links between ionizing radiation and cancer, which were long suspected by
those in environmental health but until then unproven.
In an interview with Professor Sarah Darby, published in Epidemiology in 2003, Sir Richard discusses the importance of his results.
SD:At the other end of the spectrum, which do you think has been your most underappreciated paper?
RD: My favorite paper is the one with Michael Court Brown deriving the dose-response relationship between radiation and leukemia. It wouldn't be fair to say it has not been appreciated because both the Medical Research Council, which asked us to carry out the study, and a number of other people were very interested in our results and took them seriously. In addition, it was one of the studies that were mentioned by the United Nations when I was awarded the United Nations Award for Cancer Research. But this work is not often remembered nowadays.
I doubt if many epidemiologists would pick the dose-response relationship between radiation and leukemia if they were asked to associate particular observations with my work.

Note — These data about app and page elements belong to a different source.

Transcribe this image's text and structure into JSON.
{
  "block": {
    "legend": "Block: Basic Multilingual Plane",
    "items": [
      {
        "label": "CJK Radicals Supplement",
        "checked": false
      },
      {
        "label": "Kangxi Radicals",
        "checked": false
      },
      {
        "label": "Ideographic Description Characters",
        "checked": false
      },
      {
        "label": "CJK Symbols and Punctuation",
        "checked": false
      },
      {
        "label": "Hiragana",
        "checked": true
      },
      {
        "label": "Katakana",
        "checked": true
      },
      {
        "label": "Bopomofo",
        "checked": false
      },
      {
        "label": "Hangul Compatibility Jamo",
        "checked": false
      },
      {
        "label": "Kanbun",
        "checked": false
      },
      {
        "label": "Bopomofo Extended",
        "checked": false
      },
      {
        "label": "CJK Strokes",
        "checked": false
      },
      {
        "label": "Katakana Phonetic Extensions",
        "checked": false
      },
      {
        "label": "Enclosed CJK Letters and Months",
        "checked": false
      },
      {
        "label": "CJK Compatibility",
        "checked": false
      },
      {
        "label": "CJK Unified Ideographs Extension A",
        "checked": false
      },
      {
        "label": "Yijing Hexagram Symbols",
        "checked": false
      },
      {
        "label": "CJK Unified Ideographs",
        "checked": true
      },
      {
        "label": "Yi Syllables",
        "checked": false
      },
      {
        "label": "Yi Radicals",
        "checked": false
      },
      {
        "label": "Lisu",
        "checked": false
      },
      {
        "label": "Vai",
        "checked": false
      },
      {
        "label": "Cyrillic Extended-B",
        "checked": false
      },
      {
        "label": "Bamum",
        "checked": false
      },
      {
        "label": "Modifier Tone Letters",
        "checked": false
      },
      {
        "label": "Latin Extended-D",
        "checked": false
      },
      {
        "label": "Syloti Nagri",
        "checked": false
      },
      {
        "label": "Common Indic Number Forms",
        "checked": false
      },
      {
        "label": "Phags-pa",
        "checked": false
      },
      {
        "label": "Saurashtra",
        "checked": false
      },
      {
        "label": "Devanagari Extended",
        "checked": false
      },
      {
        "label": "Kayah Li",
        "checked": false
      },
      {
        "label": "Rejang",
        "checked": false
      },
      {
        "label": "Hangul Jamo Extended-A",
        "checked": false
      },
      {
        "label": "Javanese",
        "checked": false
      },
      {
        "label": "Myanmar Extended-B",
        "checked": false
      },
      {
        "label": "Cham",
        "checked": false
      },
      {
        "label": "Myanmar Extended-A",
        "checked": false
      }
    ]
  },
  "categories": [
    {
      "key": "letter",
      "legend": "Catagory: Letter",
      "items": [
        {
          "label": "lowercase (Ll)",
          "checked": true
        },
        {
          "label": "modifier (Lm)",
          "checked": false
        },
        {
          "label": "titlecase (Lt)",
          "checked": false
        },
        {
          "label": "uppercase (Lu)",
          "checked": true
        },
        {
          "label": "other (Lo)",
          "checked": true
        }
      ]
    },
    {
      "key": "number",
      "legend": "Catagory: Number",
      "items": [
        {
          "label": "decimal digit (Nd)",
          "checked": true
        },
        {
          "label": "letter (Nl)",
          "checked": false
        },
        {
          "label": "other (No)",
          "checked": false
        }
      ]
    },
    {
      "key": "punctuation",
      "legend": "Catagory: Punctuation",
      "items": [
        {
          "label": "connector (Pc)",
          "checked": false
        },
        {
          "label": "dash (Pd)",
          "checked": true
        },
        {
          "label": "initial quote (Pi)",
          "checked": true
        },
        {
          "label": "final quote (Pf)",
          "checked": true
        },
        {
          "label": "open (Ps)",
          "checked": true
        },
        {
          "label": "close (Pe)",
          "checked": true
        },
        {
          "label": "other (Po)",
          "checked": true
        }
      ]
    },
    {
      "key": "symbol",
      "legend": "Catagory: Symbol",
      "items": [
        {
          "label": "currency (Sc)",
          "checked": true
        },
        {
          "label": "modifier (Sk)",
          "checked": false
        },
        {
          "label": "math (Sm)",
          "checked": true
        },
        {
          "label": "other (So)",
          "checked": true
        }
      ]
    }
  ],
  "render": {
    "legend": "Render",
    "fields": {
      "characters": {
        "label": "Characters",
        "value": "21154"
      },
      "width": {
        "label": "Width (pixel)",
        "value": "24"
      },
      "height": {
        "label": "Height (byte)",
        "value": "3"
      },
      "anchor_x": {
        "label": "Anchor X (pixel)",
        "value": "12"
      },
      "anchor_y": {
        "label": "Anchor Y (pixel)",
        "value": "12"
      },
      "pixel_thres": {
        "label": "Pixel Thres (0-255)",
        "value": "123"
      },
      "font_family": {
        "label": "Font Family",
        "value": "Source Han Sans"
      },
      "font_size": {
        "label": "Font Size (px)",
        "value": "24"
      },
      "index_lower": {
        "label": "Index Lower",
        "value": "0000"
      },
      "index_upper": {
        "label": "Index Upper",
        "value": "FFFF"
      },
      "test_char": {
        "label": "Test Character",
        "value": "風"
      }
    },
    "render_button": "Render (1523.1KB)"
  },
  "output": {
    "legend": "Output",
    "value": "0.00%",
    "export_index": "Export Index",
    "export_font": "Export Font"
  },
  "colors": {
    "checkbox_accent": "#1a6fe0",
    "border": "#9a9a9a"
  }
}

Yet, it is certainly the second most important piece of work that I have done, after the effects of smoking, and it provided the first suggestive evidence of a linear relationship for the carcinogenic effect of exposure to ionizing radiation down to quite small doses.